14.1. 15 For what I am doing, I do not understand. For what I will to do, that I do not practice; but what I hate, that I do. 16 If, then, I do what I will not to do, I agree with the law that it is good.

14.1.1. Now Paul is speaking my language. So often I find myself, and you probably find yourself in the place where I’ve committed some sin and I’m both disappointed and sometimes disgusted and ashamed at my own behavior. I totally relate to Paul’s statement that I don’t understand it or how I can do so often the opposite of what I wrote want to do and I agree that God’s standard for my behavior, regardless of my inability to meet it, that that standard is good.

15. Is it sin or is it me?

15.1. 17 But now, it is no longer I who do it, but sin that dwells in me. 18 For I know that in me (that is, in my flesh) nothing good dwells; for to will is present with me, but how to perform what is good I do not find. 19 For the good that I will to do, I do not do; but the evil I will not to do, that I practice. 20 Now if I do what I will not to do, it is no longer I who do it, but sin that dwells in me.

15.1.1. Now when Paul says here that it is “sin that dwells in me” this is not a license to sin. I mean after all, we can’t help it right? He has just explained this repeatedly all the way back to chapter 3 and mentions it again in four, five and six. When he is not offering here is an exculpatory statement. He is not letting himself off the hook by blaming the sin within. It is explanatory rather than exculpatory. Paul is not okay with it which he explains in the next verse.

15.1.2. As I discussed before the psalmist says, “he knows our frame, he remembers that we are dust” Psalm 103:14 and James says “For we all stumble in many things.” James 3:2. We make a mistake if we see these as permissive statements, they are not. They are explanatory, much like when Jesus said to the disciples in the garden of Gethsemane after falling asleep, “The spirit indeed is willing, but the flesh is weak” Matthew 26:41 and Mark 14:38. The Lord is here explaining, not excusing the weakness of the disciples. We know this because the statement immediately prior is “watch and pray, lest you enter into temptation”.

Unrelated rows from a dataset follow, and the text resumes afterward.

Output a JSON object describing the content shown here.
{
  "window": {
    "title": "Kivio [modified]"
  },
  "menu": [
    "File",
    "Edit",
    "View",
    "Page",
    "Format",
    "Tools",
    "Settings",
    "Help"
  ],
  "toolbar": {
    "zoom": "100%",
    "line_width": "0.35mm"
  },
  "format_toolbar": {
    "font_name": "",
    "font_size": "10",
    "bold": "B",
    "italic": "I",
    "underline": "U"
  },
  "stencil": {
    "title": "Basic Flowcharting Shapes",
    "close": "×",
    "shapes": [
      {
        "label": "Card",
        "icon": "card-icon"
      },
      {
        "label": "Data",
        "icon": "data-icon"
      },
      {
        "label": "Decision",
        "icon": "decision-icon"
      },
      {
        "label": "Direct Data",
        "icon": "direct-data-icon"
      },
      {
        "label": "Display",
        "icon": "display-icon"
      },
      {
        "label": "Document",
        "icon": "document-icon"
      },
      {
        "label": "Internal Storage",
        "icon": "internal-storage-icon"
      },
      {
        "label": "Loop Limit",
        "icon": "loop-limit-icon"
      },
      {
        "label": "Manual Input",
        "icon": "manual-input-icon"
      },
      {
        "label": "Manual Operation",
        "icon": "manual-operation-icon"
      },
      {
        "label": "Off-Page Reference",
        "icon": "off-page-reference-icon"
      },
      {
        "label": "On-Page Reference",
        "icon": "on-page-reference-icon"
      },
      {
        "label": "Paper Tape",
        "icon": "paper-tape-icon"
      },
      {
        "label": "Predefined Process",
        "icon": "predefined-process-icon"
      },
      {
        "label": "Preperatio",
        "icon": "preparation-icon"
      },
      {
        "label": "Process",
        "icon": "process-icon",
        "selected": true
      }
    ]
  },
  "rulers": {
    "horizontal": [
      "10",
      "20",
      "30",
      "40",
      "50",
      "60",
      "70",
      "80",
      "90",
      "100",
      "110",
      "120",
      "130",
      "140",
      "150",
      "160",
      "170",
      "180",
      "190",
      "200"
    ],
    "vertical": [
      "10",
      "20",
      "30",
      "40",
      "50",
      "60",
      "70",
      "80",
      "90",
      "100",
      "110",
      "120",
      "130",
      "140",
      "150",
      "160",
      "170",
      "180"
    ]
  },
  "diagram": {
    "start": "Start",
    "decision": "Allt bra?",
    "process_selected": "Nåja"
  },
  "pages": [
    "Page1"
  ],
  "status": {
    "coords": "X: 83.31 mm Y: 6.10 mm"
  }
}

16. The spirit is willing

16.1. 21 I find then a law, that evil is present with me, the one who wills to do good. 22 For I delight in the law of God according to the inward man. 23 But I see another law in my members, warring against the law of my mind, (the internal conflict between the desires of our flesh and the desires of our spirit) and bringing me into captivity to the law of sin which is in my members. 24 O wretched man that I am! Who will deliver me from this body of death? 25 I thank God—through Jesus Christ our Lord! So then, with the mind I myself serve the law of God, but with the flesh the law of sin.

16.1.1. When Paul says “this body of death” there is I believe, a double meaning here. He is discussing both the sinful desire of our flesh which leads to a spiritual death if we are to indulge it as well as the body of Adam or the “old man”.

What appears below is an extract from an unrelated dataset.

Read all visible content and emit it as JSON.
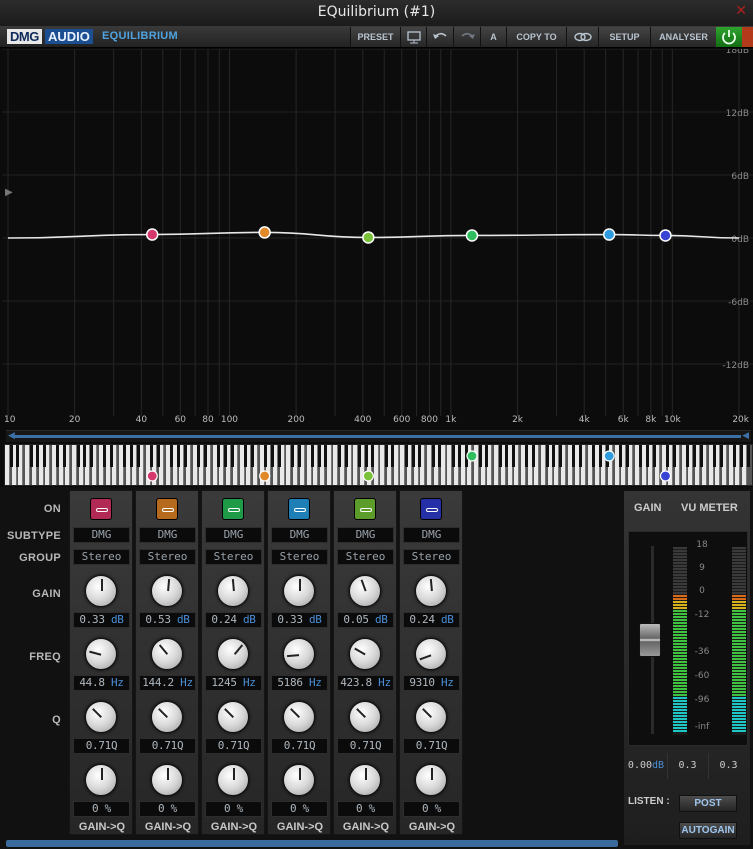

16.1.2. Paul then finally thanks God and offers the truth that with his mind (his spirit) he is desirous of serving God but that his body is desirous of serving the law of sin.

16.1.3. This is why mankind needs a perfect judge with perfect knowledge. Only God knows have chosen to cooperate with the flesh and how much our stumbling and weakness is a part of the human condition.

16.1.4. I believe this is part of why God came in the form of a man. It says “5 For we do not have a High Priest who cannot sympathize with our weaknesses, but was in all points tempted as we are, yet without sin” Hebrews 4:15. Now the idea here is not that God had to come as a man so that he could experience this as though he couldn’t know this any other way. After all, God knows everything. Rather, it was so that we could know the perfect justice of a perfect judge. God was not lacking in perspective, but he wanted to make sure to clear up any doubt about this issue. Further, he wanted to demonstrate that for all of us, that each of our sins is avoidable as they are all acts of rebellion, a rebellion that Jesus, even though a man, never demonstrated. This is one of the main reasons I don’t being born stained. Jesus wasn’t born stained, which would make his temptation, nothing like yours and mine.

17. Next week

17.1. In chapter 8 Paul will begin to offer the remedy for sin